TASK DETAILS: In your copy, set down the entries exactly and exclude the pictures.

____ RECORDS FOR THIS TASK

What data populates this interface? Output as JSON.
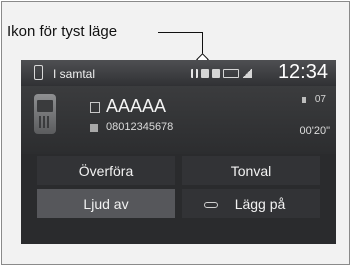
{
  "callout": {
    "label": "Ikon för tyst läge"
  },
  "statusbar": {
    "title": "I samtal",
    "clock": "12:34"
  },
  "call": {
    "name": "AAAAA",
    "number": "08012345678",
    "volume": "07",
    "duration": "00'20\""
  },
  "buttons": {
    "transfer": "Överföra",
    "dial_tone": "Tonval",
    "mute": "Ljud av",
    "hang_up": "Lägg på"
  },
  "icons": {
    "status_phone": "phone-icon",
    "mute": "mute-icon",
    "bluetooth": "bluetooth-icon",
    "battery": "battery-icon",
    "signal": "signal-icon",
    "handset": "mobile-phone-icon",
    "hang_up": "hang-up-icon"
  }
}
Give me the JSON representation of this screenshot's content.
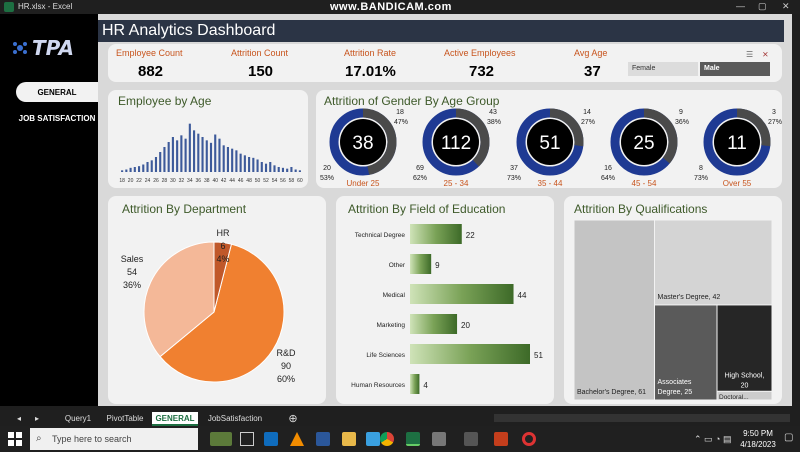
{
  "window": {
    "title": "HR.xlsx - Excel",
    "watermark": "www.BANDICAM.com"
  },
  "sidebar": {
    "logo": "TPA",
    "items": [
      {
        "label": "GENERAL"
      },
      {
        "label": "JOB SATISFACTION"
      }
    ]
  },
  "header": {
    "title": "HR Analytics Dashboard"
  },
  "kpis": [
    {
      "label": "Employee Count",
      "value": "882"
    },
    {
      "label": "Attrition Count",
      "value": "150"
    },
    {
      "label": "Attrition Rate",
      "value": "17.01%"
    },
    {
      "label": "Active Employees",
      "value": "732"
    },
    {
      "label": "Avg Age",
      "value": "37"
    }
  ],
  "gender_slicer": {
    "options": [
      "Female",
      "Male"
    ],
    "selected": "Male"
  },
  "charts": {
    "age_title": "Employee by Age",
    "gender_title": "Attrition of Gender By Age Group",
    "dept_title": "Attrition By Department",
    "edu_title": "Attrition By Field of Education",
    "qual_title": "Attrition By Qualifications"
  },
  "chart_data": [
    {
      "type": "bar",
      "title": "Employee by Age",
      "tick_labels": [
        "18",
        "20",
        "22",
        "24",
        "26",
        "28",
        "30",
        "32",
        "34",
        "36",
        "38",
        "40",
        "42",
        "44",
        "46",
        "48",
        "50",
        "52",
        "54",
        "56",
        "58",
        "60"
      ],
      "categories": [
        18,
        19,
        20,
        21,
        22,
        23,
        24,
        25,
        26,
        27,
        28,
        29,
        30,
        31,
        32,
        33,
        34,
        35,
        36,
        37,
        38,
        39,
        40,
        41,
        42,
        43,
        44,
        45,
        46,
        47,
        48,
        49,
        50,
        51,
        52,
        53,
        54,
        55,
        56,
        57,
        58,
        59,
        60
      ],
      "values": [
        2,
        3,
        5,
        6,
        7,
        9,
        12,
        14,
        18,
        24,
        30,
        36,
        42,
        38,
        44,
        40,
        58,
        50,
        46,
        42,
        38,
        35,
        45,
        40,
        32,
        30,
        28,
        26,
        22,
        20,
        18,
        17,
        15,
        12,
        10,
        12,
        8,
        6,
        5,
        4,
        6,
        3,
        2
      ],
      "ylim": [
        0,
        60
      ]
    },
    {
      "type": "pie",
      "title": "Attrition of Gender By Age Group",
      "groups": [
        {
          "label": "Under 25",
          "total": "38",
          "female_count": "18",
          "female_pct": "47%",
          "male_count": "20",
          "male_pct": "53%",
          "female_share": 0.47
        },
        {
          "label": "25 - 34",
          "total": "112",
          "female_count": "43",
          "female_pct": "38%",
          "male_count": "69",
          "male_pct": "62%",
          "female_share": 0.38
        },
        {
          "label": "35 - 44",
          "total": "51",
          "female_count": "14",
          "female_pct": "27%",
          "male_count": "37",
          "male_pct": "73%",
          "female_share": 0.27
        },
        {
          "label": "45 - 54",
          "total": "25",
          "female_count": "9",
          "female_pct": "36%",
          "male_count": "16",
          "male_pct": "64%",
          "female_share": 0.36
        },
        {
          "label": "Over 55",
          "total": "11",
          "female_count": "3",
          "female_pct": "27%",
          "male_count": "8",
          "male_pct": "73%",
          "female_share": 0.27
        }
      ]
    },
    {
      "type": "pie",
      "title": "Attrition By Department",
      "slices": [
        {
          "name": "R&D",
          "value": 90,
          "pct": "60%",
          "color": "#f08030"
        },
        {
          "name": "Sales",
          "value": 54,
          "pct": "36%",
          "color": "#f4b898"
        },
        {
          "name": "HR",
          "value": 6,
          "pct": "4%",
          "color": "#c0582a"
        }
      ]
    },
    {
      "type": "bar",
      "title": "Attrition By Field of Education",
      "categories": [
        "Technical Degree",
        "Other",
        "Medical",
        "Marketing",
        "Life Sciences",
        "Human Resources"
      ],
      "values": [
        22,
        9,
        44,
        20,
        51,
        4
      ],
      "xlim": [
        0,
        51
      ]
    },
    {
      "type": "heatmap",
      "title": "Attrition By Qualifications",
      "items": [
        {
          "name": "Bachelor's Degree",
          "value": 61,
          "label": "Bachelor's Degree, 61",
          "color": "#c4c4c4"
        },
        {
          "name": "Master's Degree",
          "value": 42,
          "label": "Master's Degree, 42",
          "color": "#d4d4d4"
        },
        {
          "name": "Associates Degree",
          "value": 25,
          "label": "Associates Degree, 25",
          "color": "#5a5a5a"
        },
        {
          "name": "High School",
          "value": 20,
          "label": "High School, 20",
          "color": "#262626"
        },
        {
          "name": "Doctoral",
          "value": 2,
          "label": "Doctoral...",
          "color": "#cccccc"
        }
      ]
    }
  ],
  "tabs": [
    "Query1",
    "PivotTable",
    "GENERAL",
    "JobSatisfaction"
  ],
  "active_tab": "GENERAL",
  "taskbar": {
    "search_placeholder": "Type here to search",
    "time": "9:50 PM",
    "date": "4/18/2023"
  }
}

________

WRITTEN SOLUTION:
What data populates this interface? Output as JSON.
{
  "callout": {
    "label": "Ikon för tyst läge"
  },
  "statusbar": {
    "title": "I samtal",
    "clock": "12:34"
  },
  "call": {
    "name": "AAAAA",
    "number": "08012345678",
    "volume": "07",
    "duration": "00'20\""
  },
  "buttons": {
    "transfer": "Överföra",
    "dial_tone": "Tonval",
    "mute": "Ljud av",
    "hang_up": "Lägg på"
  },
  "icons": {
    "status_phone": "phone-icon",
    "mute": "mute-icon",
    "bluetooth": "bluetooth-icon",
    "battery": "battery-icon",
    "signal": "signal-icon",
    "handset": "mobile-phone-icon",
    "hang_up": "hang-up-icon"
  }
}
Give me the JSON representation of this screenshot's content.
{
  "window": {
    "title": "HR.xlsx - Excel",
    "watermark": "www.BANDICAM.com"
  },
  "sidebar": {
    "logo": "TPA",
    "items": [
      {
        "label": "GENERAL"
      },
      {
        "label": "JOB SATISFACTION"
      }
    ]
  },
  "header": {
    "title": "HR Analytics Dashboard"
  },
  "kpis": [
    {
      "label": "Employee Count",
      "value": "882"
    },
    {
      "label": "Attrition Count",
      "value": "150"
    },
    {
      "label": "Attrition Rate",
      "value": "17.01%"
    },
    {
      "label": "Active Employees",
      "value": "732"
    },
    {
      "label": "Avg Age",
      "value": "37"
    }
  ],
  "gender_slicer": {
    "options": [
      "Female",
      "Male"
    ],
    "selected": "Male"
  },
  "charts": {
    "age_title": "Employee by Age",
    "gender_title": "Attrition of Gender By Age Group",
    "dept_title": "Attrition By Department",
    "edu_title": "Attrition By Field of Education",
    "qual_title": "Attrition By Qualifications"
  },
  "chart_data": [
    {
      "type": "bar",
      "title": "Employee by Age",
      "tick_labels": [
        "18",
        "20",
        "22",
        "24",
        "26",
        "28",
        "30",
        "32",
        "34",
        "36",
        "38",
        "40",
        "42",
        "44",
        "46",
        "48",
        "50",
        "52",
        "54",
        "56",
        "58",
        "60"
      ],
      "categories": [
        18,
        19,
        20,
        21,
        22,
        23,
        24,
        25,
        26,
        27,
        28,
        29,
        30,
        31,
        32,
        33,
        34,
        35,
        36,
        37,
        38,
        39,
        40,
        41,
        42,
        43,
        44,
        45,
        46,
        47,
        48,
        49,
        50,
        51,
        52,
        53,
        54,
        55,
        56,
        57,
        58,
        59,
        60
      ],
      "values": [
        2,
        3,
        5,
        6,
        7,
        9,
        12,
        14,
        18,
        24,
        30,
        36,
        42,
        38,
        44,
        40,
        58,
        50,
        46,
        42,
        38,
        35,
        45,
        40,
        32,
        30,
        28,
        26,
        22,
        20,
        18,
        17,
        15,
        12,
        10,
        12,
        8,
        6,
        5,
        4,
        6,
        3,
        2
      ],
      "ylim": [
        0,
        60
      ]
    },
    {
      "type": "pie",
      "title": "Attrition of Gender By Age Group",
      "groups": [
        {
          "label": "Under 25",
          "total": "38",
          "female_count": "18",
          "female_pct": "47%",
          "male_count": "20",
          "male_pct": "53%",
          "female_share": 0.47
        },
        {
          "label": "25 - 34",
          "total": "112",
          "female_count": "43",
          "female_pct": "38%",
          "male_count": "69",
          "male_pct": "62%",
          "female_share": 0.38
        },
        {
          "label": "35 - 44",
          "total": "51",
          "female_count": "14",
          "female_pct": "27%",
          "male_count": "37",
          "male_pct": "73%",
          "female_share": 0.27
        },
        {
          "label": "45 - 54",
          "total": "25",
          "female_count": "9",
          "female_pct": "36%",
          "male_count": "16",
          "male_pct": "64%",
          "female_share": 0.36
        },
        {
          "label": "Over 55",
          "total": "11",
          "female_count": "3",
          "female_pct": "27%",
          "male_count": "8",
          "male_pct": "73%",
          "female_share": 0.27
        }
      ]
    },
    {
      "type": "pie",
      "title": "Attrition By Department",
      "slices": [
        {
          "name": "R&D",
          "value": 90,
          "pct": "60%",
          "color": "#f08030"
        },
        {
          "name": "Sales",
          "value": 54,
          "pct": "36%",
          "color": "#f4b898"
        },
        {
          "name": "HR",
          "value": 6,
          "pct": "4%",
          "color": "#c0582a"
        }
      ]
    },
    {
      "type": "bar",
      "title": "Attrition By Field of Education",
      "categories": [
        "Technical Degree",
        "Other",
        "Medical",
        "Marketing",
        "Life Sciences",
        "Human Resources"
      ],
      "values": [
        22,
        9,
        44,
        20,
        51,
        4
      ],
      "xlim": [
        0,
        51
      ]
    },
    {
      "type": "heatmap",
      "title": "Attrition By Qualifications",
      "items": [
        {
          "name": "Bachelor's Degree",
          "value": 61,
          "label": "Bachelor's Degree, 61",
          "color": "#c4c4c4"
        },
        {
          "name": "Master's Degree",
          "value": 42,
          "label": "Master's Degree, 42",
          "color": "#d4d4d4"
        },
        {
          "name": "Associates Degree",
          "value": 25,
          "label": "Associates Degree, 25",
          "color": "#5a5a5a"
        },
        {
          "name": "High School",
          "value": 20,
          "label": "High School, 20",
          "color": "#262626"
        },
        {
          "name": "Doctoral",
          "value": 2,
          "label": "Doctoral...",
          "color": "#cccccc"
        }
      ]
    }
  ],
  "tabs": [
    "Query1",
    "PivotTable",
    "GENERAL",
    "JobSatisfaction"
  ],
  "active_tab": "GENERAL",
  "taskbar": {
    "search_placeholder": "Type here to search",
    "time": "9:50 PM",
    "date": "4/18/2023"
  }
}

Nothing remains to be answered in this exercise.